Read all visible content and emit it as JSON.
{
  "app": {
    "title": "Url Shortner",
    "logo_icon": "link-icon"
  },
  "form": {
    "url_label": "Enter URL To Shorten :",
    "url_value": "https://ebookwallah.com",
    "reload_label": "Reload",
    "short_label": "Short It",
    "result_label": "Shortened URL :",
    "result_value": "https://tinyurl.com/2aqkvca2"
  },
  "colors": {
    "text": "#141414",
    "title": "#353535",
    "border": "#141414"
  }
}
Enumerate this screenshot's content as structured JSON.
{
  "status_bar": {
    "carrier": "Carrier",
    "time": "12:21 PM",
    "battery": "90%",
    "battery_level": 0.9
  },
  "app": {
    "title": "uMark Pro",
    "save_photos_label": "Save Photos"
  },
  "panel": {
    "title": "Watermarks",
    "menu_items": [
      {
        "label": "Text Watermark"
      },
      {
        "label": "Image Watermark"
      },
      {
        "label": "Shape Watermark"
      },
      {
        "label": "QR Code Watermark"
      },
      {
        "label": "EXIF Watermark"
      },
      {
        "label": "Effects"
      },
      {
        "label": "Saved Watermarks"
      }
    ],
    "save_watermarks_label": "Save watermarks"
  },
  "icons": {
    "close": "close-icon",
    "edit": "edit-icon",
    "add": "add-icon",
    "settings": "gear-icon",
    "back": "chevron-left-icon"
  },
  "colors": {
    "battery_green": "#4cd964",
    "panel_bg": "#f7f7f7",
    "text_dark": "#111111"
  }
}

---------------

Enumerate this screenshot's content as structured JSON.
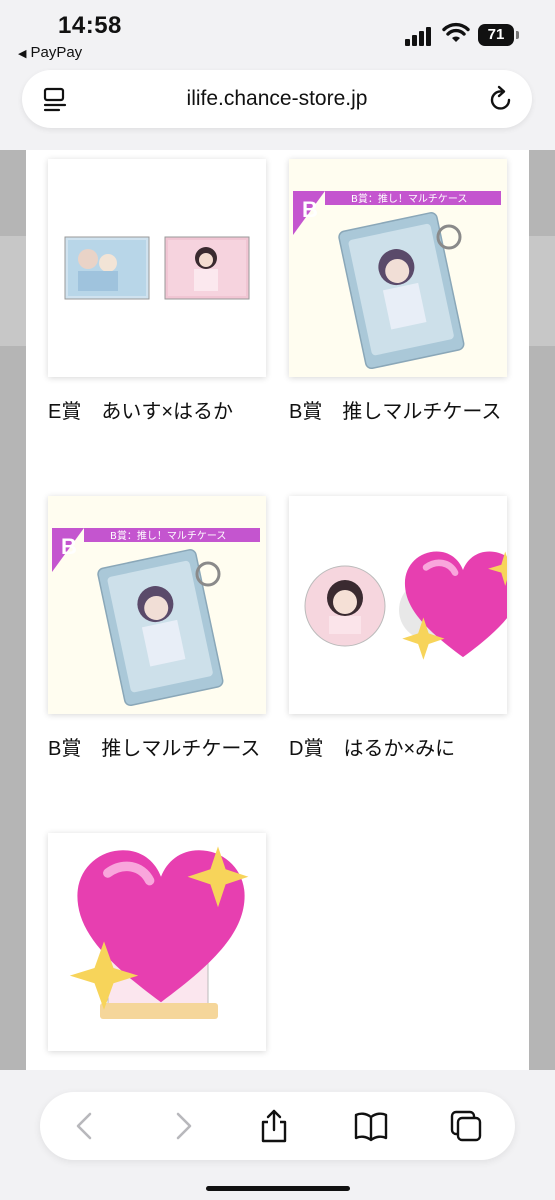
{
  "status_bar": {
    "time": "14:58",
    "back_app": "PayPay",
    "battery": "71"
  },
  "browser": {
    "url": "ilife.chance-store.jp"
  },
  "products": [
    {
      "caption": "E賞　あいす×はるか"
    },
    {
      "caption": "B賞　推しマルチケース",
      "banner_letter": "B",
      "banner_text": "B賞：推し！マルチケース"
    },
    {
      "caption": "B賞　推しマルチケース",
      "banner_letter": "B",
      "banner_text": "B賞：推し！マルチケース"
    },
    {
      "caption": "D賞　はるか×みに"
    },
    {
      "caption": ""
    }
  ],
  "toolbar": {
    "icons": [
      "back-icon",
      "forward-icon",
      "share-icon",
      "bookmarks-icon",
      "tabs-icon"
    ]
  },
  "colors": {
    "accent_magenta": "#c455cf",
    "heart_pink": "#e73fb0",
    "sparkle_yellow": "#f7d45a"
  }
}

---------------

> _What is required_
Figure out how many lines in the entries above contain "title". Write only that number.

> _Solution to the exercise_
4